§ **The task**
Print the whole listing, character for character.

________________________

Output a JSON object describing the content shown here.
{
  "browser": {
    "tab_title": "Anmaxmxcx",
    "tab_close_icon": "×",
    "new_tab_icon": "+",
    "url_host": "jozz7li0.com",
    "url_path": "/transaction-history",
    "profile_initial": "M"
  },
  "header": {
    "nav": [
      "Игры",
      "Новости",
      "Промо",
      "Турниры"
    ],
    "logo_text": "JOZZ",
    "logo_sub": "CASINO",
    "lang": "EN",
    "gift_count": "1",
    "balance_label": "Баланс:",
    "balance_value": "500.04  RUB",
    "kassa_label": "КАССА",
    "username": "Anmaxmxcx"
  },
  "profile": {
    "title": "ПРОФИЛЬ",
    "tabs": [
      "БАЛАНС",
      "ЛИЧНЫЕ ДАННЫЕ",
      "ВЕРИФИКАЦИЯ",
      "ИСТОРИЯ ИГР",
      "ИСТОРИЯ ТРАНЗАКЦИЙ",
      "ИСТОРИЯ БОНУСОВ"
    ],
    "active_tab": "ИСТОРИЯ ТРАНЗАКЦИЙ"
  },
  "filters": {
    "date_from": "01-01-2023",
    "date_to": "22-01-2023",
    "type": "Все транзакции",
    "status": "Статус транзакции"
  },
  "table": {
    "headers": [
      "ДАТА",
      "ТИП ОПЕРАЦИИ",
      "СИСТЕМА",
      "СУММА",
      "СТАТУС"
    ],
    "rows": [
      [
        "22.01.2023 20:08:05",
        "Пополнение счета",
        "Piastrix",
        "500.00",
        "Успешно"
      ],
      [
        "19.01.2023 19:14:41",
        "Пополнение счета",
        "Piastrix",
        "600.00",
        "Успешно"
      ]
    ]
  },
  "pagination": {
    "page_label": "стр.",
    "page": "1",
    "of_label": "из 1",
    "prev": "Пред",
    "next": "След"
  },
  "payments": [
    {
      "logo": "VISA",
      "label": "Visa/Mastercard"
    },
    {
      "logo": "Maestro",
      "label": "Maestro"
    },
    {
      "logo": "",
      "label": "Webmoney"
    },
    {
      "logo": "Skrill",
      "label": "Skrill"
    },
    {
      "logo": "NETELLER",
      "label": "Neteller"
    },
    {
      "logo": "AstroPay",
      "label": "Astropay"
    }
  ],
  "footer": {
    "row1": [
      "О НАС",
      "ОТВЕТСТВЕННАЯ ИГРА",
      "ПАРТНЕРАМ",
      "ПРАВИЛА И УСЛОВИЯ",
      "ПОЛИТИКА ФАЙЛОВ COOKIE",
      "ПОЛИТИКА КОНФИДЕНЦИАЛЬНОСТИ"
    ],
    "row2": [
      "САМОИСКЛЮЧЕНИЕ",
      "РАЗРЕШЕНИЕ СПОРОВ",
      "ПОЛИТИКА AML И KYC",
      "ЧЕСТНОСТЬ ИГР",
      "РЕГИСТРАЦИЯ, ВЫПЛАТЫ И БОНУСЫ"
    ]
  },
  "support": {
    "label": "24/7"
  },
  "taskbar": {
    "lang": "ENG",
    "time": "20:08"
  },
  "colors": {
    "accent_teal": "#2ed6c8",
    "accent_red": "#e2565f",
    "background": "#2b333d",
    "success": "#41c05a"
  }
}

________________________

§ **Answer to this exercise**
Output a JSON object describing the content shown here.
{
  "browser": {
    "tab_title": "Anmaxmxcx",
    "tab_close_icon": "×",
    "new_tab_icon": "+",
    "url_host": "jozz7li0.com",
    "url_path": "/transaction-history",
    "profile_initial": "M"
  },
  "header": {
    "nav": [
      "Игры",
      "Новости",
      "Промо",
      "Турниры"
    ],
    "logo_text": "JOZZ",
    "logo_sub": "CASINO",
    "lang": "EN",
    "gift_count": "1",
    "balance_label": "Баланс:",
    "balance_value": "500.04  RUB",
    "kassa_label": "КАССА",
    "username": "Anmaxmxcx"
  },
  "profile": {
    "title": "ПРОФИЛЬ",
    "tabs": [
      "БАЛАНС",
      "ЛИЧНЫЕ ДАННЫЕ",
      "ВЕРИФИКАЦИЯ",
      "ИСТОРИЯ ИГР",
      "ИСТОРИЯ ТРАНЗАКЦИЙ",
      "ИСТОРИЯ БОНУСОВ"
    ],
    "active_tab": "ИСТОРИЯ ТРАНЗАКЦИЙ"
  },
  "filters": {
    "date_from": "01-01-2023",
    "date_to": "22-01-2023",
    "type": "Все транзакции",
    "status": "Статус транзакции"
  },
  "table": {
    "headers": [
      "ДАТА",
      "ТИП ОПЕРАЦИИ",
      "СИСТЕМА",
      "СУММА",
      "СТАТУС"
    ],
    "rows": [
      [
        "22.01.2023 20:08:05",
        "Пополнение счета",
        "Piastrix",
        "500.00",
        "Успешно"
      ],
      [
        "19.01.2023 19:14:41",
        "Пополнение счета",
        "Piastrix",
        "600.00",
        "Успешно"
      ]
    ]
  },
  "pagination": {
    "page_label": "стр.",
    "page": "1",
    "of_label": "из 1",
    "prev": "Пред",
    "next": "След"
  },
  "payments": [
    {
      "logo": "VISA",
      "label": "Visa/Mastercard"
    },
    {
      "logo": "Maestro",
      "label": "Maestro"
    },
    {
      "logo": "",
      "label": "Webmoney"
    },
    {
      "logo": "Skrill",
      "label": "Skrill"
    },
    {
      "logo": "NETELLER",
      "label": "Neteller"
    },
    {
      "logo": "AstroPay",
      "label": "Astropay"
    }
  ],
  "footer": {
    "row1": [
      "О НАС",
      "ОТВЕТСТВЕННАЯ ИГРА",
      "ПАРТНЕРАМ",
      "ПРАВИЛА И УСЛОВИЯ",
      "ПОЛИТИКА ФАЙЛОВ COOKIE",
      "ПОЛИТИКА КОНФИДЕНЦИАЛЬНОСТИ"
    ],
    "row2": [
      "САМОИСКЛЮЧЕНИЕ",
      "РАЗРЕШЕНИЕ СПОРОВ",
      "ПОЛИТИКА AML И KYC",
      "ЧЕСТНОСТЬ ИГР",
      "РЕГИСТРАЦИЯ, ВЫПЛАТЫ И БОНУСЫ"
    ]
  },
  "support": {
    "label": "24/7"
  },
  "taskbar": {
    "lang": "ENG",
    "time": "20:08"
  },
  "colors": {
    "accent_teal": "#2ed6c8",
    "accent_red": "#e2565f",
    "background": "#2b333d",
    "success": "#41c05a"
  }
}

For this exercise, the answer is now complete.